Privacy legislation gained traction in 2018 after Facebook Inc. and Alphabet Inc.'s Google faced privacy breaches that drew backlash from lawmakers and consumers. But the exposure of up to 500 million Marriott guests and 100 million users of Quora’s question-and-answer website have prompted calls for broad U.S. privacy rules, tech policy strategists told Bloomberg Law.
“Recent controversies around the privacy and security of consumer data has absolutely changed the dynamics on the Hill, and there is more energy and interest behind a federal data privacy law than I have seen in years,” Chan Park, who focuses on tech and privacy issues at public affairs firm Monument Policy Group, said. Park was general counsel for Senate Judiciary Ranking Member Dianne Feinstein (D-Calif.) and former chairman Patrick Leahy (D-Vt.).

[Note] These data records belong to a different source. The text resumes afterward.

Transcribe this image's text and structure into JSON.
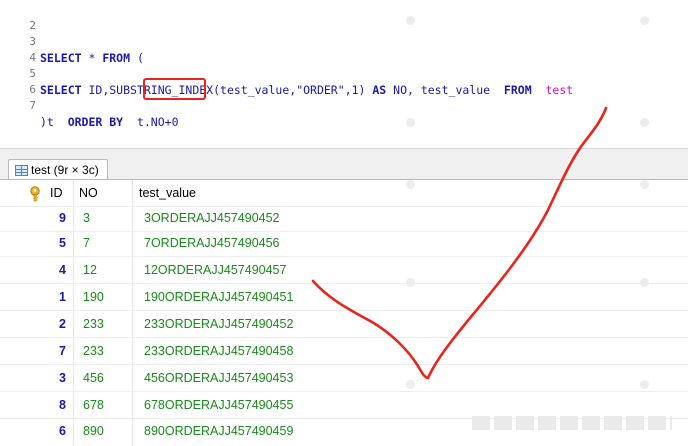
{
  "editor": {
    "line_numbers": [
      "2",
      "3",
      "4",
      "5",
      "6",
      "7"
    ],
    "line3": {
      "kw1": "SELECT",
      "rest": " * ",
      "kw2": "FROM",
      "paren": " ("
    },
    "line5": {
      "kw1": "SELECT",
      "cols": " ID,SUBSTRING_INDEX(test_value,",
      "str": "\"ORDER\"",
      "num": ",1) ",
      "kw_as": "AS",
      "alias": " NO, test_value  ",
      "kw_from": "FROM",
      "table": "test"
    },
    "line7": {
      "close": ")t  ",
      "kw_order": "ORDER BY",
      "expr": "t.NO+0"
    }
  },
  "result_tab": {
    "label": "test (9r × 3c)"
  },
  "grid": {
    "columns": [
      "ID",
      "NO",
      "test_value"
    ],
    "rows": [
      {
        "id": "9",
        "no": "3",
        "test_value": "3ORDERAJJ457490452"
      },
      {
        "id": "5",
        "no": "7",
        "test_value": "7ORDERAJJ457490456"
      },
      {
        "id": "4",
        "no": "12",
        "test_value": "12ORDERAJJ457490457"
      },
      {
        "id": "1",
        "no": "190",
        "test_value": "190ORDERAJJ457490451"
      },
      {
        "id": "2",
        "no": "233",
        "test_value": "233ORDERAJJ457490452"
      },
      {
        "id": "7",
        "no": "233",
        "test_value": "233ORDERAJJ457490458"
      },
      {
        "id": "3",
        "no": "456",
        "test_value": "456ORDERAJJ457490453"
      },
      {
        "id": "8",
        "no": "678",
        "test_value": "678ORDERAJJ457490455"
      },
      {
        "id": "6",
        "no": "890",
        "test_value": "890ORDERAJJ457490459"
      }
    ]
  },
  "colors": {
    "keyword": "#1a1aa6",
    "table_name": "#c418c4",
    "value_green": "#1a8a1a",
    "annotation_red": "#e8241c"
  }
}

Lawmakers have heard the call for legislation and will push for a privacy bill in 2019.
Sen. Roger Wicker (R-Miss.), the likely next chairman of the Senate Commerce, Science and Transportation Committee, said he will make privacy a priority after the recent string of breaches. Data breaches underscore “the importance of protecting consumers’ data and privacy—an issue I plan to prioritize in the next Congress,” Wicker said in an emailed statement.
The recent breaches rank as some of the largest in U.S. history, trailing the 2017 Yahoo Inc. data breach that impacted 3 billion users and was subject to congressional hearings. Former Yahoo CEO Marissa Mayer left the company following the revelations.
Quora said Dec. 3 in a statement that email addresses and encrypted passwords were compromised due to “unauthorized access to one of its systems by a malicious third party.” Quora made the discovery Nov. 30 and said it alerted law enforcement officials and an outside cybersecurity team.
Kelly Langmesser, spokeswoman for Quora, said in a Dec. 4 email that the company is focused on remediation.
Marriott announced Nov. 30 that about 327 million of its 500 million Starwood hotel guests may have had their passport numbers, email, credit, and payment card data stolen. Marriott said it discovered the breach Nov. 19, and learned during an internal investigation that there had been unauthorized access to the Starwood network since 2014, according to an SEC filing.
Marriott didn’t immediately respond to Bloomberg Law’s email requests for comment.
Massive data breaches aren’t new. Adult Friend Finder, Equifax, and eBay all have been the target of hackers, with hundreds of millions of accounts exposed. But the recent breaches highlight the need for strong U.S. privacy laws to hold companies accountable when they don’t secure consumer data, tech policy strategists said.
“These breaches exemplify problems in our current, lax privacy regime, and should spur lawmakers into passing strong legislation in 2019,” Eric Null, senior policy counsel at New America’s Open Technology Institute, said.